Go through the entries below and collect each line with the string "this" in it.
==== INFORMATION SHOWN ====
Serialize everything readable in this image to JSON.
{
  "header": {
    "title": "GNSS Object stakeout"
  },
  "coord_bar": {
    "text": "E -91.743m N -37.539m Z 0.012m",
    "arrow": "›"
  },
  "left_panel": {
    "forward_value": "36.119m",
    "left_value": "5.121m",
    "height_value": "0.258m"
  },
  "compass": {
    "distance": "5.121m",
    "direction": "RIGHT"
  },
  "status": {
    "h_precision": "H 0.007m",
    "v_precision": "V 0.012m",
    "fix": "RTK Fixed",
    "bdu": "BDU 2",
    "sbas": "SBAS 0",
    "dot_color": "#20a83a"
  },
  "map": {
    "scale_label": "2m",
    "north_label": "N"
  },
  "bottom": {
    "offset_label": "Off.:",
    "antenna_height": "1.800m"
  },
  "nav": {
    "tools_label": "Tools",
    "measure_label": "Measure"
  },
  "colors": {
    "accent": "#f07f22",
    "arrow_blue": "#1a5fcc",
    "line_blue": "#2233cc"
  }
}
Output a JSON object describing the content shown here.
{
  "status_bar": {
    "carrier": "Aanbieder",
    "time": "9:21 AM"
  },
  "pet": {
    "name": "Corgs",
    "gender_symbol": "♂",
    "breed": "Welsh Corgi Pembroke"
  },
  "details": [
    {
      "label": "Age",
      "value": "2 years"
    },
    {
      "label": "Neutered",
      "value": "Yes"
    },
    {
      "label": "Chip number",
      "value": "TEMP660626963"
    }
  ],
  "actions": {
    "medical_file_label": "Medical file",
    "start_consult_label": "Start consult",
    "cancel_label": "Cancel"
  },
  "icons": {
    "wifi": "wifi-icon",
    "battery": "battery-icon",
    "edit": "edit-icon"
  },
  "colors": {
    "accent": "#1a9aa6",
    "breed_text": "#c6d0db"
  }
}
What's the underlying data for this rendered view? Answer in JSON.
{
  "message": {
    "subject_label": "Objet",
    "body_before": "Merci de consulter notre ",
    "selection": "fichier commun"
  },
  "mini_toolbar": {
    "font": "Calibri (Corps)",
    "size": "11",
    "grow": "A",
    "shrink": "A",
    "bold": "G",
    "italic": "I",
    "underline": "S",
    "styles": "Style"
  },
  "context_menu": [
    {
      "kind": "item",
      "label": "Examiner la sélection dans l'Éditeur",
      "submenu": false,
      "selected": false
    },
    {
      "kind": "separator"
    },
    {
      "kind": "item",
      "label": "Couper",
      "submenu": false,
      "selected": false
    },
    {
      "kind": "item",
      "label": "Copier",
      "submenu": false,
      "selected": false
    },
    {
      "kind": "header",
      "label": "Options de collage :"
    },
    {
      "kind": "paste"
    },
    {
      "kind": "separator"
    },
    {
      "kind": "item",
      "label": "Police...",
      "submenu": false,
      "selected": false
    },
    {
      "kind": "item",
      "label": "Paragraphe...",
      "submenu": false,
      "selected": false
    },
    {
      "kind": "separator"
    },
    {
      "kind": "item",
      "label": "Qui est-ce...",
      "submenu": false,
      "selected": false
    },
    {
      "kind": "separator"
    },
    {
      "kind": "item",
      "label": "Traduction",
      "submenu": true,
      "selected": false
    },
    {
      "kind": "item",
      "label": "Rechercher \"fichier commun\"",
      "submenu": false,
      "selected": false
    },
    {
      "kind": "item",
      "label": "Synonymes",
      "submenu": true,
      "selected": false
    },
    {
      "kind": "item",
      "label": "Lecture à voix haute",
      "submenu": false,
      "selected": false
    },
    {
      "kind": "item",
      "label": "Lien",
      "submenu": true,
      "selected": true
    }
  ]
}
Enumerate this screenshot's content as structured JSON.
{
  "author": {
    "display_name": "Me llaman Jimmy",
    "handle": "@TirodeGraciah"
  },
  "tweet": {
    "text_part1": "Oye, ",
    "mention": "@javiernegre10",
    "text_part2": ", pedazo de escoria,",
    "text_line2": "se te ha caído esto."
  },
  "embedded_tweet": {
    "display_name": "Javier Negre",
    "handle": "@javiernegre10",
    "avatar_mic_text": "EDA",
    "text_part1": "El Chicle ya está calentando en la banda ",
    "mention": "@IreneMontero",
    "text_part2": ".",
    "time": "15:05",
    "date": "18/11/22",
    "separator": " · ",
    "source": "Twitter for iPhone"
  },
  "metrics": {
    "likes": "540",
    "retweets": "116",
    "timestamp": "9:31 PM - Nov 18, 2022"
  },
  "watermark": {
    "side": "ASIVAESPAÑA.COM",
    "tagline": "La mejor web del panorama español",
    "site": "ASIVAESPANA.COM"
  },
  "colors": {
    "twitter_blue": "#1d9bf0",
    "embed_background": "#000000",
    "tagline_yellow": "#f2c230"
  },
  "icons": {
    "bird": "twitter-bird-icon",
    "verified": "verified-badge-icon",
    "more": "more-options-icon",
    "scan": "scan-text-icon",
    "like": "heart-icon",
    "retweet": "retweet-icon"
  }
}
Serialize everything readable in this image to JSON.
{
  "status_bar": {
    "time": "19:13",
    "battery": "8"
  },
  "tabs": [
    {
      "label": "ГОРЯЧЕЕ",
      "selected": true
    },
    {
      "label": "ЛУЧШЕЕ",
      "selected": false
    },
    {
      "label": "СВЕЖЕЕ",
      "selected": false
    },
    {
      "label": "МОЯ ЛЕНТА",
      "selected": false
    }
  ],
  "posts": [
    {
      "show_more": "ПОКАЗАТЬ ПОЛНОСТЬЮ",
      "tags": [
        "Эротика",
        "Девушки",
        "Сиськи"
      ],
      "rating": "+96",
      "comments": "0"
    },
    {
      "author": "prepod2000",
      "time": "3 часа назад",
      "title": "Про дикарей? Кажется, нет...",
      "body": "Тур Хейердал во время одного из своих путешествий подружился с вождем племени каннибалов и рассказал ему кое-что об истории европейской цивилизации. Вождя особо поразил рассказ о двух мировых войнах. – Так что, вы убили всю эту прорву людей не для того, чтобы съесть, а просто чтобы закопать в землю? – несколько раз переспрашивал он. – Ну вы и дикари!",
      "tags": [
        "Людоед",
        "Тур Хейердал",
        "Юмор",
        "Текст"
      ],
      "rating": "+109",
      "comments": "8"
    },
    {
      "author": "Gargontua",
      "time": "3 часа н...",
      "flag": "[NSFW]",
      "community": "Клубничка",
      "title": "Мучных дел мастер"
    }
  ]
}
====
_SOLVED PROBLEM_:
Serialize everything readable in this image to JSON.
What's the underlying data for this rendered view? Answer in JSON.
Enumerate this screenshot's content as structured JSON.
Serialize everything readable in this image to JSON.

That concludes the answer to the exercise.